▶ TASK TO COMPLETE:
What you return must match the records exactly, line for line.

▶ INPUT DATA:
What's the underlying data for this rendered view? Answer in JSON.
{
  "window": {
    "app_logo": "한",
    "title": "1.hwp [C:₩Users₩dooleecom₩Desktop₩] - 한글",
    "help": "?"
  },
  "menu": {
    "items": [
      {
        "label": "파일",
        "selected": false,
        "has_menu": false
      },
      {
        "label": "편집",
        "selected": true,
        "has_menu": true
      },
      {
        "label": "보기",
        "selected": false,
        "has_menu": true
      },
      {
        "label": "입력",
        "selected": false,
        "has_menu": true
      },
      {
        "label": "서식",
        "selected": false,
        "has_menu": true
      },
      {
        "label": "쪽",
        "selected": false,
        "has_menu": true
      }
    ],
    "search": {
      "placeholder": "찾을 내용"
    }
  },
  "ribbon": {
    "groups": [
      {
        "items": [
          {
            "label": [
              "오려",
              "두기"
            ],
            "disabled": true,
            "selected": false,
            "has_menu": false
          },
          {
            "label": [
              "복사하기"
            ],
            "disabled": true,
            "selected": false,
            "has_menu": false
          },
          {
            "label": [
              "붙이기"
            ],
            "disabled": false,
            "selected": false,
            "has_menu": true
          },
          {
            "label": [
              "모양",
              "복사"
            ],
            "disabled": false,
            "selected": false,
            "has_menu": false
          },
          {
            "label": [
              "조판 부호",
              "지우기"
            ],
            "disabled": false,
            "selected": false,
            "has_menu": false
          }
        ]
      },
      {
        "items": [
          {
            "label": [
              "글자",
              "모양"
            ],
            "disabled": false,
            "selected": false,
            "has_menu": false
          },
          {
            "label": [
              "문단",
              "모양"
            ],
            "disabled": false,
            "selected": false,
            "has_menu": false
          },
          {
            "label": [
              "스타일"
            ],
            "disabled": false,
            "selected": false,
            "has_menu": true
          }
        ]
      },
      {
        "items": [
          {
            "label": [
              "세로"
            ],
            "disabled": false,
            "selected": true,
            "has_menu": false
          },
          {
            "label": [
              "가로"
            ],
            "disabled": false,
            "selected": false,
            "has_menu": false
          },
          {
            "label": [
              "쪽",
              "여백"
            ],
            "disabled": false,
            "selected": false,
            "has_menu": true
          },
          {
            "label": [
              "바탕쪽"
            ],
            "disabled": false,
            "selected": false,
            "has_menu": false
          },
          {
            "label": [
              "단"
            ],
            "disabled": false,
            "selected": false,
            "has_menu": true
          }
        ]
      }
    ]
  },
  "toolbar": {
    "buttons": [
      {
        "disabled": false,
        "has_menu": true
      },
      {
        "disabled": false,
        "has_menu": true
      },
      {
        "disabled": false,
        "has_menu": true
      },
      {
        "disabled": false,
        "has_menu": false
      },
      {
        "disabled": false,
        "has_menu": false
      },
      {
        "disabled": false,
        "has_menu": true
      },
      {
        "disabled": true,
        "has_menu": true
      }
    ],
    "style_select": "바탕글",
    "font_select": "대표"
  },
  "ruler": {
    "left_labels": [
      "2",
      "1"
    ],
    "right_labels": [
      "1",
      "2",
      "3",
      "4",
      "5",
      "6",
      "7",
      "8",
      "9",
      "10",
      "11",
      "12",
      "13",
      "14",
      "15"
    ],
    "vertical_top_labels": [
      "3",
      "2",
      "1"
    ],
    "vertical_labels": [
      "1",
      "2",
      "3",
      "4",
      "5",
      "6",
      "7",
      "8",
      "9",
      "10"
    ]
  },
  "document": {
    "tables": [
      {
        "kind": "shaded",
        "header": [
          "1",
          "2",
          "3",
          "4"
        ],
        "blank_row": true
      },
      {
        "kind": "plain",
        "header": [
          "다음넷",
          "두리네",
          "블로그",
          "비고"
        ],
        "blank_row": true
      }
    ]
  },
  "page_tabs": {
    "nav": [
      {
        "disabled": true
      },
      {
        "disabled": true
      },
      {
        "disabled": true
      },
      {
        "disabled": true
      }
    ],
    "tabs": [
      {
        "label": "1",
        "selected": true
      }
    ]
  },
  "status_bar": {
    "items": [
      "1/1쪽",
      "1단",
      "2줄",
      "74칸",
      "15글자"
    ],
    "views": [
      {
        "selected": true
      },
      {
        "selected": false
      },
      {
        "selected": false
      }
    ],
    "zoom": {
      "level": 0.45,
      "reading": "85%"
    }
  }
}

▶ TASK ANSWER:
What's the underlying data for this rendered view? Answer in JSON.
{
  "window": {
    "app_logo": "한",
    "title": "1.hwp [C:₩Users₩dooleecom₩Desktop₩] - 한글",
    "help": "?"
  },
  "menu": {
    "items": [
      {
        "label": "파일",
        "selected": false,
        "has_menu": false
      },
      {
        "label": "편집",
        "selected": true,
        "has_menu": true
      },
      {
        "label": "보기",
        "selected": false,
        "has_menu": true
      },
      {
        "label": "입력",
        "selected": false,
        "has_menu": true
      },
      {
        "label": "서식",
        "selected": false,
        "has_menu": true
      },
      {
        "label": "쪽",
        "selected": false,
        "has_menu": true
      }
    ],
    "search": {
      "placeholder": "찾을 내용"
    }
  },
  "ribbon": {
    "groups": [
      {
        "items": [
          {
            "label": [
              "오려",
              "두기"
            ],
            "disabled": true,
            "selected": false,
            "has_menu": false
          },
          {
            "label": [
              "복사하기"
            ],
            "disabled": true,
            "selected": false,
            "has_menu": false
          },
          {
            "label": [
              "붙이기"
            ],
            "disabled": false,
            "selected": false,
            "has_menu": true
          },
          {
            "label": [
              "모양",
              "복사"
            ],
            "disabled": false,
            "selected": false,
            "has_menu": false
          },
          {
            "label": [
              "조판 부호",
              "지우기"
            ],
            "disabled": false,
            "selected": false,
            "has_menu": false
          }
        ]
      },
      {
        "items": [
          {
            "label": [
              "글자",
              "모양"
            ],
            "disabled": false,
            "selected": false,
            "has_menu": false
          },
          {
            "label": [
              "문단",
              "모양"
            ],
            "disabled": false,
            "selected": false,
            "has_menu": false
          },
          {
            "label": [
              "스타일"
            ],
            "disabled": false,
            "selected": false,
            "has_menu": true
          }
        ]
      },
      {
        "items": [
          {
            "label": [
              "세로"
            ],
            "disabled": false,
            "selected": true,
            "has_menu": false
          },
          {
            "label": [
              "가로"
            ],
            "disabled": false,
            "selected": false,
            "has_menu": false
          },
          {
            "label": [
              "쪽",
              "여백"
            ],
            "disabled": false,
            "selected": false,
            "has_menu": true
          },
          {
            "label": [
              "바탕쪽"
            ],
            "disabled": false,
            "selected": false,
            "has_menu": false
          },
          {
            "label": [
              "단"
            ],
            "disabled": false,
            "selected": false,
            "has_menu": true
          }
        ]
      }
    ]
  },
  "toolbar": {
    "buttons": [
      {
        "disabled": false,
        "has_menu": true
      },
      {
        "disabled": false,
        "has_menu": true
      },
      {
        "disabled": false,
        "has_menu": true
      },
      {
        "disabled": false,
        "has_menu": false
      },
      {
        "disabled": false,
        "has_menu": false
      },
      {
        "disabled": false,
        "has_menu": true
      },
      {
        "disabled": true,
        "has_menu": true
      }
    ],
    "style_select": "바탕글",
    "font_select": "대표"
  },
  "ruler": {
    "left_labels": [
      "2",
      "1"
    ],
    "right_labels": [
      "1",
      "2",
      "3",
      "4",
      "5",
      "6",
      "7",
      "8",
      "9",
      "10",
      "11",
      "12",
      "13",
      "14",
      "15"
    ],
    "vertical_top_labels": [
      "3",
      "2",
      "1"
    ],
    "vertical_labels": [
      "1",
      "2",
      "3",
      "4",
      "5",
      "6",
      "7",
      "8",
      "9",
      "10"
    ]
  },
  "document": {
    "tables": [
      {
        "kind": "shaded",
        "header": [
          "1",
          "2",
          "3",
          "4"
        ],
        "blank_row": true
      },
      {
        "kind": "plain",
        "header": [
          "다음넷",
          "두리네",
          "블로그",
          "비고"
        ],
        "blank_row": true
      }
    ]
  },
  "page_tabs": {
    "nav": [
      {
        "disabled": true
      },
      {
        "disabled": true
      },
      {
        "disabled": true
      },
      {
        "disabled": true
      }
    ],
    "tabs": [
      {
        "label": "1",
        "selected": true
      }
    ]
  },
  "status_bar": {
    "items": [
      "1/1쪽",
      "1단",
      "2줄",
      "74칸",
      "15글자"
    ],
    "views": [
      {
        "selected": true
      },
      {
        "selected": false
      },
      {
        "selected": false
      }
    ],
    "zoom": {
      "level": 0.45,
      "reading": "85%"
    }
  }
}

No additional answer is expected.